— STUDY MATERIAL —
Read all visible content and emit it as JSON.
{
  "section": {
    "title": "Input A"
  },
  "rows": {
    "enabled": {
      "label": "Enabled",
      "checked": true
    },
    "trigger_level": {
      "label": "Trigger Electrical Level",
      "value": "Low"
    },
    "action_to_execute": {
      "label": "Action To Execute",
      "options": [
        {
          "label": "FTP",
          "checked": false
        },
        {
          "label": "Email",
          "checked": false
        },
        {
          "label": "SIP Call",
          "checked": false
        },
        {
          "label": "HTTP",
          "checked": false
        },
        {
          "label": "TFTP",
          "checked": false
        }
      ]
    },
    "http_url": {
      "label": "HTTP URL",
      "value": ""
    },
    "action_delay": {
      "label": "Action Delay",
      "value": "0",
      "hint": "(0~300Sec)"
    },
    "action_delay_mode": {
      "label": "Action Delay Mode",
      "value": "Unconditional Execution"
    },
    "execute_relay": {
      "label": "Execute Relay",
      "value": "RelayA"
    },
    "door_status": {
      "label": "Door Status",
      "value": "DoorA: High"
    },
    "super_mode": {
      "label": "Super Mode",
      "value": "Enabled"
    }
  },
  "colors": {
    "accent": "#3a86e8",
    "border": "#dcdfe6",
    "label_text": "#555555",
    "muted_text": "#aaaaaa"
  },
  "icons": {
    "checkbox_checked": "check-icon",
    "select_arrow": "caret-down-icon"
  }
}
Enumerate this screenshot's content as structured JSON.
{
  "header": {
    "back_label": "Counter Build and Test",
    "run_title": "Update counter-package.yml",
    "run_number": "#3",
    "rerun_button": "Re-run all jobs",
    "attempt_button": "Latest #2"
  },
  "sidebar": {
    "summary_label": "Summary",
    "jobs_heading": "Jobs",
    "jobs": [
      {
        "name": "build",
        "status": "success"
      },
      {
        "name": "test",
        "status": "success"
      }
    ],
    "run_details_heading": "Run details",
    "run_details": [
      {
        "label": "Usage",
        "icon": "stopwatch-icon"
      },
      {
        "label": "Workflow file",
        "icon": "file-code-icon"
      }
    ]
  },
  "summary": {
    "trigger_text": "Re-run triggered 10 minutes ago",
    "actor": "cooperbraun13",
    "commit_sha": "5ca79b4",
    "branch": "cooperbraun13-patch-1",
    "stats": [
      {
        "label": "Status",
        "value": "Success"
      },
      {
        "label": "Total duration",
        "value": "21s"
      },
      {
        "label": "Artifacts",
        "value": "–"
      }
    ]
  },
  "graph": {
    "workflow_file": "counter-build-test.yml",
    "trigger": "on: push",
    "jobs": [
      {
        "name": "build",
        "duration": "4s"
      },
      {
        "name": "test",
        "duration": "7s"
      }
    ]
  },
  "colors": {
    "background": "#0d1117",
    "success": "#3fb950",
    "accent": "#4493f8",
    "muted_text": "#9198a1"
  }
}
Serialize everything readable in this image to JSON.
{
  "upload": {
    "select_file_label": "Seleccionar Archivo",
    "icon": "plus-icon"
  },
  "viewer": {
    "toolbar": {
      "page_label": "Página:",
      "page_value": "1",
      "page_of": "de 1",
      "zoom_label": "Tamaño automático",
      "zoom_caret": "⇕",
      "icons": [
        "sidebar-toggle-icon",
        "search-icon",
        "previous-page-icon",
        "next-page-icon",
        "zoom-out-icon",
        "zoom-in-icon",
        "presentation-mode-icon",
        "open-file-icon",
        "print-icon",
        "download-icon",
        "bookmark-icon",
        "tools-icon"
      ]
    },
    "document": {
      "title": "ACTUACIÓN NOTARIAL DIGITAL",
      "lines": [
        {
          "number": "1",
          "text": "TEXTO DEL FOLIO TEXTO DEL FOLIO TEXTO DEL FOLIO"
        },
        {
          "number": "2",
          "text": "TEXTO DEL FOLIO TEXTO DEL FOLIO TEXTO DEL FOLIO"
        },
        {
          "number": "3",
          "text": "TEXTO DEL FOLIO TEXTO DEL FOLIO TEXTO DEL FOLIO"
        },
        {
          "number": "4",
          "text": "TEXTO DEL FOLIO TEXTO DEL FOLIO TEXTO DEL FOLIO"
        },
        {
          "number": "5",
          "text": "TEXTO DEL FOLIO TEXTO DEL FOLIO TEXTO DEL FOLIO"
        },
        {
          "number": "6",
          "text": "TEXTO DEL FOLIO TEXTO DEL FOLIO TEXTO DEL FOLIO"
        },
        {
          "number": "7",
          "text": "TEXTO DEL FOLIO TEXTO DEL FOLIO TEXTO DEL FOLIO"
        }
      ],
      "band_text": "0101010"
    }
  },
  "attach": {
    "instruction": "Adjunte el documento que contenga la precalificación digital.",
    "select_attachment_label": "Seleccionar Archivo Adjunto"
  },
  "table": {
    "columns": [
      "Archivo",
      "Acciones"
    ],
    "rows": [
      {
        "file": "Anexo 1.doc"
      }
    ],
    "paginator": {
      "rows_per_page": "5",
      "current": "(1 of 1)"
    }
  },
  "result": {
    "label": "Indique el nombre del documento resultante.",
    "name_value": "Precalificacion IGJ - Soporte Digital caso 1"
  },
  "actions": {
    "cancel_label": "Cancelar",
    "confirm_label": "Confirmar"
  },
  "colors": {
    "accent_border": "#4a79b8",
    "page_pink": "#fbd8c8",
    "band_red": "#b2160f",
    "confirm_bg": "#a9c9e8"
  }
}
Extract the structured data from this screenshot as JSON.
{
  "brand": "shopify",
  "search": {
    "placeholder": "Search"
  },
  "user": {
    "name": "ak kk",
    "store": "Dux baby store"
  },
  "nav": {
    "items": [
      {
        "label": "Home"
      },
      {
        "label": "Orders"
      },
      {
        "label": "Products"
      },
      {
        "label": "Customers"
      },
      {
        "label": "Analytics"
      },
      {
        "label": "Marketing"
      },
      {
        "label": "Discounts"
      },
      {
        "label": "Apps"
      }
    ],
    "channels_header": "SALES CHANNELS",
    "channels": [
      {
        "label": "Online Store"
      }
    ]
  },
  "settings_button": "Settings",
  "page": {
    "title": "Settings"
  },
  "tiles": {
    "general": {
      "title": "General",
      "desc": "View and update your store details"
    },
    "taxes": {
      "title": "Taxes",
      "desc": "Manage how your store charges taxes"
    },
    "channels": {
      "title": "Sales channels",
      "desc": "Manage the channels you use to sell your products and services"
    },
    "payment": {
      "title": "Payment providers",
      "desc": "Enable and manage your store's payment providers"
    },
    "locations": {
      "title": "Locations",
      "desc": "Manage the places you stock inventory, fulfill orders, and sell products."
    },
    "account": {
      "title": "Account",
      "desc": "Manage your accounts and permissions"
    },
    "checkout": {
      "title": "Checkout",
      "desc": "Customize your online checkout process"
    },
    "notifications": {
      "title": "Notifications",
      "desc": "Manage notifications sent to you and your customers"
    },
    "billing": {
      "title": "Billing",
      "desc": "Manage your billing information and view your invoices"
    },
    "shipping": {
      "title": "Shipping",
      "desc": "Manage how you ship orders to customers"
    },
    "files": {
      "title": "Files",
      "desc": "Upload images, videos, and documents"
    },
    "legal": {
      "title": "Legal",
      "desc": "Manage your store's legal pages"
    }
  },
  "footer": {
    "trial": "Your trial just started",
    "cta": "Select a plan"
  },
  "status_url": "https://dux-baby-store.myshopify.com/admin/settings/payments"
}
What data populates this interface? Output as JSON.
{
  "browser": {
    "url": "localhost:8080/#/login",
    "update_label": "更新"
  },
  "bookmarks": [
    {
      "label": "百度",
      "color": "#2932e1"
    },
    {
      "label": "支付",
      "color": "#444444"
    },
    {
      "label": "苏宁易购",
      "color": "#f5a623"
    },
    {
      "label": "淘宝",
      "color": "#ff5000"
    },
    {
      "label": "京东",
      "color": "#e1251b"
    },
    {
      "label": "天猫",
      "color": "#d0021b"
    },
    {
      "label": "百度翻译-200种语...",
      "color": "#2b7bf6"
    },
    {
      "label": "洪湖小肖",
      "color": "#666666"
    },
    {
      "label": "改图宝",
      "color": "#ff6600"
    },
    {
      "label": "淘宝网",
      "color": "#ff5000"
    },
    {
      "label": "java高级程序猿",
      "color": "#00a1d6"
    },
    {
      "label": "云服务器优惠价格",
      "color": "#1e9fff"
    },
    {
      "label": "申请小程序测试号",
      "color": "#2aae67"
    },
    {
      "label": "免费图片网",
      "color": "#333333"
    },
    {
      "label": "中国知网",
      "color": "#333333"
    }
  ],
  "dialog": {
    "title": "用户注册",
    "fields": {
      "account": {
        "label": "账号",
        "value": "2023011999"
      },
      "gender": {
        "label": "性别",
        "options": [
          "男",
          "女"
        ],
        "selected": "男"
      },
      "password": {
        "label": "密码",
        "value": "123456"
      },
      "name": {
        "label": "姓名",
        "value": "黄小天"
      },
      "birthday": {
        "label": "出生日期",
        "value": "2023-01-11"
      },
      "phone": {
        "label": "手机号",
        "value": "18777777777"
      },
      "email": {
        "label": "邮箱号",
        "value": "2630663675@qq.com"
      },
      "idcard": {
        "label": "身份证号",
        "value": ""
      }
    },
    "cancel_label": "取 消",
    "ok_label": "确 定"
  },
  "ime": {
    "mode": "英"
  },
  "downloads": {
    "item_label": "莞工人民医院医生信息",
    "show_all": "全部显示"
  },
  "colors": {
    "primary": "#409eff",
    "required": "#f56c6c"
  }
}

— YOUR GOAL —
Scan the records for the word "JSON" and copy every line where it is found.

— RESPONSE —
Read all visible content and emit it as JSON.
Enumerate this screenshot's content as structured JSON.
Serialize everything readable in this image to JSON.
Extract the structured data from this screenshot as JSON.
What data populates this interface? Output as JSON.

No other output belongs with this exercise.